tapan kumar maitra explains reverse transcription, retroviruses and retrotransposons

TRANSCRIPTION generally proceeds in the direction described in the central dogma, with DNA serving as a template for RNA synthesis. In certain cases, however, the process can be reversed and RNA serves as a template for DNA synthesis. This process of reverse transcription is catalysed by the enzyme reverse transcriptase, first discovered by Howard Temin and David Baltimore in certain viruses with RNA genomes. Viruses that carry out reverse transcription are called retroviruses and examples include some important pathogens such as the Human Immunodeficiency Virus, which causes Aids, and a number of viruses that cause cancers in animals.
Retroviruses: In a typical virus particle, two copies of the RNA genome are enclosed within a protein capsid that is surrounded by a membranous envelope. Each RNA copy has a molecule of reverse transcriptase attached to it. The virus first (1) binds to the surface of the host cell and its envelope fuses with the plasma membrane, releasing the capsid and its contents into the cytoplasm. Once inside the cell, the viral reverse transcriptase (2) catalyses the synthesis of a DNA strand that is complementary to the viral RNA and then (3) catalyses the formation of a second DNA strand complementary to the first. The result is a double-stranded DNA version (4) of the viral genome. This double-stranded DNA then enters the nucleus and integrates into the host cell&’s chromosomal DNA, much as the DNA genome of a lysogenic phage integrates into the DNA of the bacterial chromosome.

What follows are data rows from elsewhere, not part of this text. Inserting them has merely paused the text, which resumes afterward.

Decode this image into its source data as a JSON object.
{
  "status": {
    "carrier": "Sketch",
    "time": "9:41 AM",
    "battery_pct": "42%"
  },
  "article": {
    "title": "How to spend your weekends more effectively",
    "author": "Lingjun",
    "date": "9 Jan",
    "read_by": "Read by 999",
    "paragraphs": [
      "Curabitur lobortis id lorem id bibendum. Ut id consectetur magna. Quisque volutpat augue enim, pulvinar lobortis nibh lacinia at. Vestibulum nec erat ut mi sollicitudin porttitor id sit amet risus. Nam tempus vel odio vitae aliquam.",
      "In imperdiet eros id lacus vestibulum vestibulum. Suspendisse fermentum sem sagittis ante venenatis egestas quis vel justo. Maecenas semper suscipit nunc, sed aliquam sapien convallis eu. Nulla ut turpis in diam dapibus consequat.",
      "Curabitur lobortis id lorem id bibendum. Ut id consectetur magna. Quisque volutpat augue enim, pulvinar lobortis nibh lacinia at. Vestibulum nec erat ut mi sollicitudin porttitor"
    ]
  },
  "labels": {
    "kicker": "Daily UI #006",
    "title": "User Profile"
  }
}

Like a prophage, the integrated viral genome, called provirus, is replicated every time the cell replicates its own DNA (5). Transcription of the proviral DNA (by cellular enzymes) produces RNA transcripts that function in two ways. First, they serve as mRNA molecules (6) that direct the synthesis of viral proteins (capsid protein, envelope protein, and reverse transcriptase). Second, some of these same RNA transcripts (7) are packaged with the viral proteins into new virus particles (8). The new viruses then “bud” from the plasma membrane without necessarily killing the cell.
The ability of a retroviral genome to integrate into host cell DNA helps explain how some retroviruses can cause cancer. These viruses, called RNA tumor viruses, are of two types. Viruses of the first type carry a cancer-causing oncogene in their genomes, along with the genes coding for viral proteins. An oncogene is a mutated version of a normal cellular gene (a proto-oncogene) that codes for proteins of a cellular gene for a protein kinase. The protein product of the viral gene is hyperactive, and the cell cannot control it in the normal way. As a result, cells expressing this gene proliferate wildly, producing cancerous tumors called sarcomas. RNA tumor viruses of the second type do not themselves carry oncogenes, but integration of their genomes into the host chromosome alters the cellular DNA in such a way that a normal proto-oncogene is converted into an oncogene.
Retrotransposons: Reverse transcription also occurs in normal eukaryotic cells in the absence of viral infection. Much of it involves DNA elements called retrotransposons. Transposons are DNA segments that can move themselves from one site to another within the genome. Retrotransposons are a special class of transposon that use reverse transcription to carry out this movement. The transposition mechanism begins with transcription of the retrotransposon DNA followed by translation of the resulting RNA, which produces a protein exhibiting both reverse transcriptase and endonuclease activities. Next, the retrotransposon RNA and protein bind to chromosomal DNA at some other location site and the endonuclease cuts one of the DNA strands. The reverse transcriptase then uses the retrotransposon RNA as a template to make a DNA copy that is integrated into the target DNA site.
Although retrotransposons do not transpose themselves very frequently, they can attain very high copy numbers within a genome. Alu sequences are only 300 base pairs long and do not encode a reverse transcriptase, but using a reverse transcriptase encoded elsewhere in the genome, they have sent copies of themselves throughout the genomes of humans and other primates. The human genome contains about a million Alu sequences that together represent about 11 per cent of the total DNA. Another type of retrotransposon, called an LI element, is even more prevalent, accounting for roughly 17 per cent of human DNA. The LI retrotransposon is larger than Alu and encodes its own reverse transcriptase and endonuclease. The reason why genomes retain so many copies of retrotransposon sequences such as LI and Alu is not well understood, but they are thought to contribute to evolutionary flexibility and variability.
The writer is associate professor and head, Department of Botany, Ananda Mohan College, Kolkata